Task directions: Filter the listing so that only lines with the word "получателя" remain.

Given records:
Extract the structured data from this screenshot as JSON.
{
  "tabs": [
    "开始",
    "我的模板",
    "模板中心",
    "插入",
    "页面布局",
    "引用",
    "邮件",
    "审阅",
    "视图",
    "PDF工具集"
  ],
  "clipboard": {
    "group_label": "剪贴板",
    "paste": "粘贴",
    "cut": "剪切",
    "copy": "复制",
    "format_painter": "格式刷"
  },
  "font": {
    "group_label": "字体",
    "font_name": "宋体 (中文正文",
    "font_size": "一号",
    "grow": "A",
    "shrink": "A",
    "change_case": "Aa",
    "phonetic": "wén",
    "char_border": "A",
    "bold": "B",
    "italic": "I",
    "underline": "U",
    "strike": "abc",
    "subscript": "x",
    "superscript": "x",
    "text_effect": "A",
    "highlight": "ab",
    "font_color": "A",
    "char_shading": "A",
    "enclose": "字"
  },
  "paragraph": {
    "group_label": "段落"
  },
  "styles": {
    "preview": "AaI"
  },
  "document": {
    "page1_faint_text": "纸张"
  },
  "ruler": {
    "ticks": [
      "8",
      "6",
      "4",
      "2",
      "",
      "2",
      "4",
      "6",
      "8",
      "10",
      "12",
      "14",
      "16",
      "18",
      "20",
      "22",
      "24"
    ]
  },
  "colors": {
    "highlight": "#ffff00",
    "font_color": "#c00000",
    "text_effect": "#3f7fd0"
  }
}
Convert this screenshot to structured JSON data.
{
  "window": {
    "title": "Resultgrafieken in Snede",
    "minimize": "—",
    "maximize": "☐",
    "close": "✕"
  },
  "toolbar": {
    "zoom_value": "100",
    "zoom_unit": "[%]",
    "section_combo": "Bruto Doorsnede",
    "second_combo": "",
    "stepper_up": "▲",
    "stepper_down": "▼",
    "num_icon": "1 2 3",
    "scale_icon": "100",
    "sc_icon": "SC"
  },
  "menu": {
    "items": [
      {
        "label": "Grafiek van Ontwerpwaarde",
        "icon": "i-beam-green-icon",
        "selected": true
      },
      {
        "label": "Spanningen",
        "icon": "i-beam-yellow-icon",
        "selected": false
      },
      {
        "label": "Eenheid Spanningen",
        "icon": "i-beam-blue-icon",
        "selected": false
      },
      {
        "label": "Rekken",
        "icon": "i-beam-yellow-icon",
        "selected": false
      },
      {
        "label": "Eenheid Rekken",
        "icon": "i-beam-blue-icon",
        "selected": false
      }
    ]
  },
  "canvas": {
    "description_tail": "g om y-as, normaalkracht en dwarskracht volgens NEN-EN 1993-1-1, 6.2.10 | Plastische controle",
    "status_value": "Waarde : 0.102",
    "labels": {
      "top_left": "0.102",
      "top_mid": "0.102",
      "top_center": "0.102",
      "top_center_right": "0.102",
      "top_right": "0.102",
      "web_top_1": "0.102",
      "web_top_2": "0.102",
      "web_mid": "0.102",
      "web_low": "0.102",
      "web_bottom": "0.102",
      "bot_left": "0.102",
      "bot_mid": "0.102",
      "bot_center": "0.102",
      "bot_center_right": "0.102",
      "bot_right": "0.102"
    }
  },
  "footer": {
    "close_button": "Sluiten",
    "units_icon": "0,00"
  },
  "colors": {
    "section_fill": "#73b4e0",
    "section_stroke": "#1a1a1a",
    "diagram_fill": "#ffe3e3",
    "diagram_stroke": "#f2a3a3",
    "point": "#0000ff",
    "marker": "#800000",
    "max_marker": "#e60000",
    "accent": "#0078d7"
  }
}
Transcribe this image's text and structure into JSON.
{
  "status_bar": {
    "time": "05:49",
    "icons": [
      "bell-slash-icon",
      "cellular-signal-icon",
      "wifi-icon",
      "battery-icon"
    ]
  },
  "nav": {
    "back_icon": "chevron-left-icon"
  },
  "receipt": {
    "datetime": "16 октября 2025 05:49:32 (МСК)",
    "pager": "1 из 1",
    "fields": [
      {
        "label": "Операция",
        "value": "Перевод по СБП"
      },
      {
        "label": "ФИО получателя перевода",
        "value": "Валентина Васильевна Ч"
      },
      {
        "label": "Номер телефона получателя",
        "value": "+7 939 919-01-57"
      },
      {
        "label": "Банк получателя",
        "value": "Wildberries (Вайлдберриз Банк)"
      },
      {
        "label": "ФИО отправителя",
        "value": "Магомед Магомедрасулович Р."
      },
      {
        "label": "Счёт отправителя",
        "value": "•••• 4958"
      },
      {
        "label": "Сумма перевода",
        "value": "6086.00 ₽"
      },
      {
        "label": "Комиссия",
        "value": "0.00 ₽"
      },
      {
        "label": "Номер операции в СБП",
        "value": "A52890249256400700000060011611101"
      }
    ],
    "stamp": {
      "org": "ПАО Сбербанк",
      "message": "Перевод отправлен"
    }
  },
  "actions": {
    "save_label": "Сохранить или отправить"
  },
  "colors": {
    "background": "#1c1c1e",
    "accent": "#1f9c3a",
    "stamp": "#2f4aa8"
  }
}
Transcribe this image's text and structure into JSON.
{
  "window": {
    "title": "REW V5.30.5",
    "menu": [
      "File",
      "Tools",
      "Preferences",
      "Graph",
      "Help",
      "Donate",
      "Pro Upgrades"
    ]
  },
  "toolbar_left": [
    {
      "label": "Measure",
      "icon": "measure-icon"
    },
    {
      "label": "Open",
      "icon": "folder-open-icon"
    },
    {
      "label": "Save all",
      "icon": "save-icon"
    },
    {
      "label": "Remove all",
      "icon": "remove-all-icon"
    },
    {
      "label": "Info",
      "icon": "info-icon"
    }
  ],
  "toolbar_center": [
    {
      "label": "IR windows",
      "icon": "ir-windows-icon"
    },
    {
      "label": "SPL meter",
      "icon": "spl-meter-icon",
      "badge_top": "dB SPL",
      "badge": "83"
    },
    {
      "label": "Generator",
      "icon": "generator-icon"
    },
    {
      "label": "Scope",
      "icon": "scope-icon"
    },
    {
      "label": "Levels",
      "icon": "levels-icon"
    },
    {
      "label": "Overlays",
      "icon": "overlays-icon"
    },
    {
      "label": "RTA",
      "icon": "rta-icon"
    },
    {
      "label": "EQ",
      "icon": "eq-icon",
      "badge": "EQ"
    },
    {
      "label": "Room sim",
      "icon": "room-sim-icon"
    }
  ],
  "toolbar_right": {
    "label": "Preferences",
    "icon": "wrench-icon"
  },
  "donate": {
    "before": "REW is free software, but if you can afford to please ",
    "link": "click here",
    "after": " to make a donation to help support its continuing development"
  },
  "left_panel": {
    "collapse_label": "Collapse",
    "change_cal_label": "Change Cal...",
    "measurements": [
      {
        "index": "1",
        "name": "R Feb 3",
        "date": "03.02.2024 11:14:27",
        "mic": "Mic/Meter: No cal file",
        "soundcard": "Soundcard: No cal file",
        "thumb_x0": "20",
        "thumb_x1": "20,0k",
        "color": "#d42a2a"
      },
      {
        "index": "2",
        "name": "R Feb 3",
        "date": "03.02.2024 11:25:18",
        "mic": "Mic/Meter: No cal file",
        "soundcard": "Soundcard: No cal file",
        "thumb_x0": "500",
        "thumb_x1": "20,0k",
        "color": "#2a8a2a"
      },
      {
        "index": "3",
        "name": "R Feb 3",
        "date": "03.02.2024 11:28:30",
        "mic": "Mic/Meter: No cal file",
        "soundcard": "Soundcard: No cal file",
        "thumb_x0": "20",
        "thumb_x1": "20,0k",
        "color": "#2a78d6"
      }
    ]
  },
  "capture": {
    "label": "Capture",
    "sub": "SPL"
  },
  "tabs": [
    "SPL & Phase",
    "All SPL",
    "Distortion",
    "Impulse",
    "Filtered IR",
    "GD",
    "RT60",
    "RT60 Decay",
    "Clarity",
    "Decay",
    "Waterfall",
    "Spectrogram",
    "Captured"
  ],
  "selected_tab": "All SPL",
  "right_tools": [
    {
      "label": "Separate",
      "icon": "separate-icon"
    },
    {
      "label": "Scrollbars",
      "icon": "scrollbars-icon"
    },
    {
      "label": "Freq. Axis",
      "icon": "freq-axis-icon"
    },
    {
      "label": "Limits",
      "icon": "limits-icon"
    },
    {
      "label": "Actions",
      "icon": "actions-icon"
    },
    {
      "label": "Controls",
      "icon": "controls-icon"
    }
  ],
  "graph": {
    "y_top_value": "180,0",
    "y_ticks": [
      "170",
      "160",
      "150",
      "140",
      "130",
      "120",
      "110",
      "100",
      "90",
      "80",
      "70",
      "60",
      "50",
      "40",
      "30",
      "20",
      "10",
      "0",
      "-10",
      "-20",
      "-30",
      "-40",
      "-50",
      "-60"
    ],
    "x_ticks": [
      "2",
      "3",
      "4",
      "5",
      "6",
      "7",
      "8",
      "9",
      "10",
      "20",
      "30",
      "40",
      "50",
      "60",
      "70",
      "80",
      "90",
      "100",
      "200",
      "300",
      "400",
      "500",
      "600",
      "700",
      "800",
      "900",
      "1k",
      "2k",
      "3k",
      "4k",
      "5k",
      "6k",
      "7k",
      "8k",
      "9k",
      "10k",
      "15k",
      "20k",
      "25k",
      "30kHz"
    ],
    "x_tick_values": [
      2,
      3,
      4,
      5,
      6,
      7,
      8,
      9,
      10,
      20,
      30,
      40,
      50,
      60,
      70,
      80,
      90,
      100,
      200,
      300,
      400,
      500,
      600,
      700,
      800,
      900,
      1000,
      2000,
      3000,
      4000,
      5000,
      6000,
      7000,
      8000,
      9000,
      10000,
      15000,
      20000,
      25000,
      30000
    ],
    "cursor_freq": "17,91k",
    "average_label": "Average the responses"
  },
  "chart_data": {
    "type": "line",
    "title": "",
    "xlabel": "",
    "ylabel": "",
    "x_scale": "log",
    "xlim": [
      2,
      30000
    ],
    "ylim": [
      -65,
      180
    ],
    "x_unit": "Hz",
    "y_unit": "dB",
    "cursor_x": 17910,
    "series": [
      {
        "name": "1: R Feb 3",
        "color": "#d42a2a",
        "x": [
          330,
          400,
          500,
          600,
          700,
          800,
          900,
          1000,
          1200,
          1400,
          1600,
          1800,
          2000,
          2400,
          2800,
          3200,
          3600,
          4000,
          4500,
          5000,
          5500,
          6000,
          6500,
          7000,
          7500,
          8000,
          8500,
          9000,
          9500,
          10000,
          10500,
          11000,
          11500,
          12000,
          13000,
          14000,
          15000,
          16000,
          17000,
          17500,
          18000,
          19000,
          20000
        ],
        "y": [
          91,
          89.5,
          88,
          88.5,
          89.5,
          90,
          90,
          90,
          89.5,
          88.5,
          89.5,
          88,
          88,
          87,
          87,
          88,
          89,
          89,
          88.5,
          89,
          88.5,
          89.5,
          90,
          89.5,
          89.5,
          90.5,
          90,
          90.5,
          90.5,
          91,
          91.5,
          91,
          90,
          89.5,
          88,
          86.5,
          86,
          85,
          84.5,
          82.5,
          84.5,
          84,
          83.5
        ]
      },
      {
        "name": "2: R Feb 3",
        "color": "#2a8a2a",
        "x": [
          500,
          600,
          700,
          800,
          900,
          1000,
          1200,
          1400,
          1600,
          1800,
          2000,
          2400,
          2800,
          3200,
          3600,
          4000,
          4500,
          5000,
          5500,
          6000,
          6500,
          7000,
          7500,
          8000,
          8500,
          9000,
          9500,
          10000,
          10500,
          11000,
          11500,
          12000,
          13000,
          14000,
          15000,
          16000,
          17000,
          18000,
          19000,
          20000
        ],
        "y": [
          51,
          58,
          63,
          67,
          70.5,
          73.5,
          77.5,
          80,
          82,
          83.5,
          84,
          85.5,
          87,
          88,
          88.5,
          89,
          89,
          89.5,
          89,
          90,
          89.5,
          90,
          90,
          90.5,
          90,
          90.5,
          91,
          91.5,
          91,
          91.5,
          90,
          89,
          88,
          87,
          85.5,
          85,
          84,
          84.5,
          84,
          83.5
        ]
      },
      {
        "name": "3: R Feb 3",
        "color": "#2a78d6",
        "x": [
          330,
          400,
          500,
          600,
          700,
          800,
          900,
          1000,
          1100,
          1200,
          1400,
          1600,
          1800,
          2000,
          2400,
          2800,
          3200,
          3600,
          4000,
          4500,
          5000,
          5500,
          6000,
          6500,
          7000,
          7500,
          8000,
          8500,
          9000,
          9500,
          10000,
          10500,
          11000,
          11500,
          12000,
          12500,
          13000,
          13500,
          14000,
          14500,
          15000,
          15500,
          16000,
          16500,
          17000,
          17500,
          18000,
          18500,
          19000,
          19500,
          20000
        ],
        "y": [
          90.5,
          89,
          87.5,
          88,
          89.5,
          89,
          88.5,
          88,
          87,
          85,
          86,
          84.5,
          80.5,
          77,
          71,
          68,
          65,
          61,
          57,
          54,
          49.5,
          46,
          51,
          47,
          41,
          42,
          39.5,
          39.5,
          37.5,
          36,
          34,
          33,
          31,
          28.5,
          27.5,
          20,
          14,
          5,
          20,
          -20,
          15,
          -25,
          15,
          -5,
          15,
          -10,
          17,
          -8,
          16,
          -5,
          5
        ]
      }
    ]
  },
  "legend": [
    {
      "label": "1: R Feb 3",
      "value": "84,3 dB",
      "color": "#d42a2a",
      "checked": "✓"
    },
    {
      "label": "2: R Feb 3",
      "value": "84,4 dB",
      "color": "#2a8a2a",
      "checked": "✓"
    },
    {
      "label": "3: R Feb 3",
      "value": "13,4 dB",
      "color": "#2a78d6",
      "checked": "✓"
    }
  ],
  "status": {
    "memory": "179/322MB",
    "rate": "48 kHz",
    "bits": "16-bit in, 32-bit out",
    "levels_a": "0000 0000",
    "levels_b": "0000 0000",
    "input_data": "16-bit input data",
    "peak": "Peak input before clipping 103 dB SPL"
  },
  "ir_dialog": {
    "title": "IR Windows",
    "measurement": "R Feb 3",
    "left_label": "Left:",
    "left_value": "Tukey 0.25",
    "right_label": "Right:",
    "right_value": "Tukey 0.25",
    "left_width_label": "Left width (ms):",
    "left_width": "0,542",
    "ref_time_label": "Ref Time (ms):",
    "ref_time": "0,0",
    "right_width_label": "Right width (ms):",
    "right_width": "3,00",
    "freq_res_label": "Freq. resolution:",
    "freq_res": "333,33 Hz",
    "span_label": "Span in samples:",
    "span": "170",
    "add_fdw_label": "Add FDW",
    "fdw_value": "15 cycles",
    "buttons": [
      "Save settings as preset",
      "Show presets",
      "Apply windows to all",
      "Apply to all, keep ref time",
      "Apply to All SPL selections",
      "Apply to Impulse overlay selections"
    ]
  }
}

Solution for this problem:
        "label": "ФИО получателя перевода",
        "label": "Номер телефона получателя",
        "label": "Банк получателя",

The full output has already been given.